Park life and its hidden hazards
Press release issued: 6 February 2014
Ticks may be common in parks in and around our cities where they pose a risk for humans and their pets, new research from the University of Bristol has found.
Ticks are common blood-sucking parasites that have an irritating bite and can spread disease pathogens as they feed. They become particularly active in Spring and early Summer.
Tick numbers and the incidence of tick-borne disease (such as Lyme Disease) are thought to have increased substantially over the last 10-20 years. Changes in climate (warmer winters and wetter summers), changes in habitat management, and changes in the abundance of hosts such as deer, may all be partially to blame.
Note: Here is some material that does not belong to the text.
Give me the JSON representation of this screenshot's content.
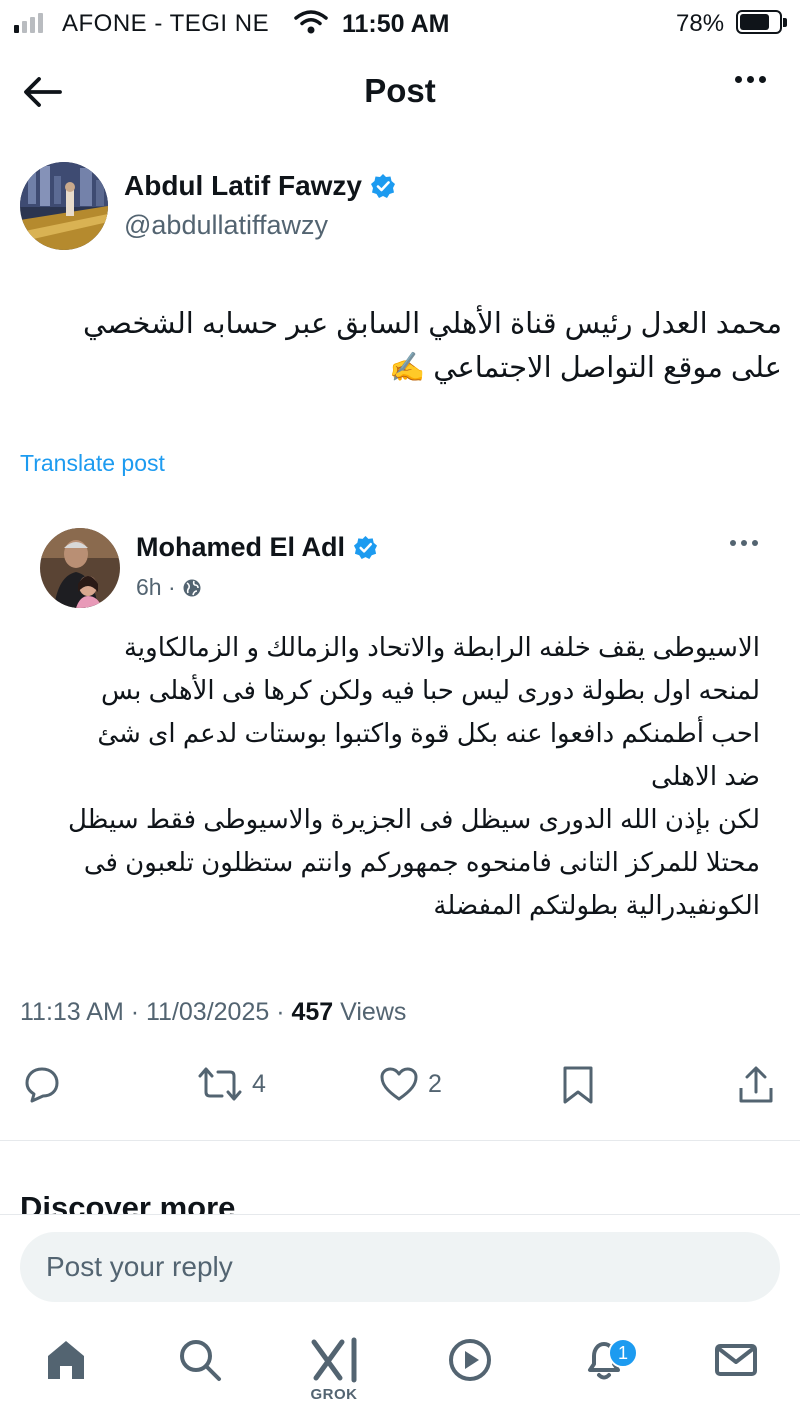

The study undertaken at the University of Bristol recorded the rate at which dogs that were brought to an intensively used park just outside the city, picked up ticks. The research first looked at the numbers of ticks in different types of habitat in the park over the course of a year. Then the pattern of pet dog movement was mapped by attaching GPS recorders to the collars of the dogs, allowing their walking routes to be tracked on a computer. Information about each dog and how often it was bitten by ticks was obtained from the dog’s owner.
The study found that most ticks were present in the wooded and rough grass areas of the park, particularly where deer were present. Tick infestation was surprisingly frequent with some dogs being bitten 4-5 times per week. The risk of being bitten was primarily related to how often they visited the park.
The researchers suggest that pet dogs can act as sentinels and give a useful indication of the likely risk for humans. The study concluded that exposure to biting ticks may be unexpectedly high and people need to become more aware of the potential risks – even in what would seem to be relatively innocuous habitats such as the local park.
Professor Richard Wall, who led the study, said: "These green spaces that are heavily used by people and pets can funnel all the ingredients together to create high risk of tick infestation. It is important that people are aware of these risks and check regularly for ticks if they visit tick infested areas and, if bitten, remove any tick rapidly."
This study was funded by the Natural Environment Research Council and Merial Animal Health Ltd.
'Tick infestation risk for dogs in a peri-urban park' by Jennett, A.L., Smith, F.D. & Wall, R. in Parasites and Vectors, 6:358. DOI: 10.1186/10.1186/1756-3305-6-358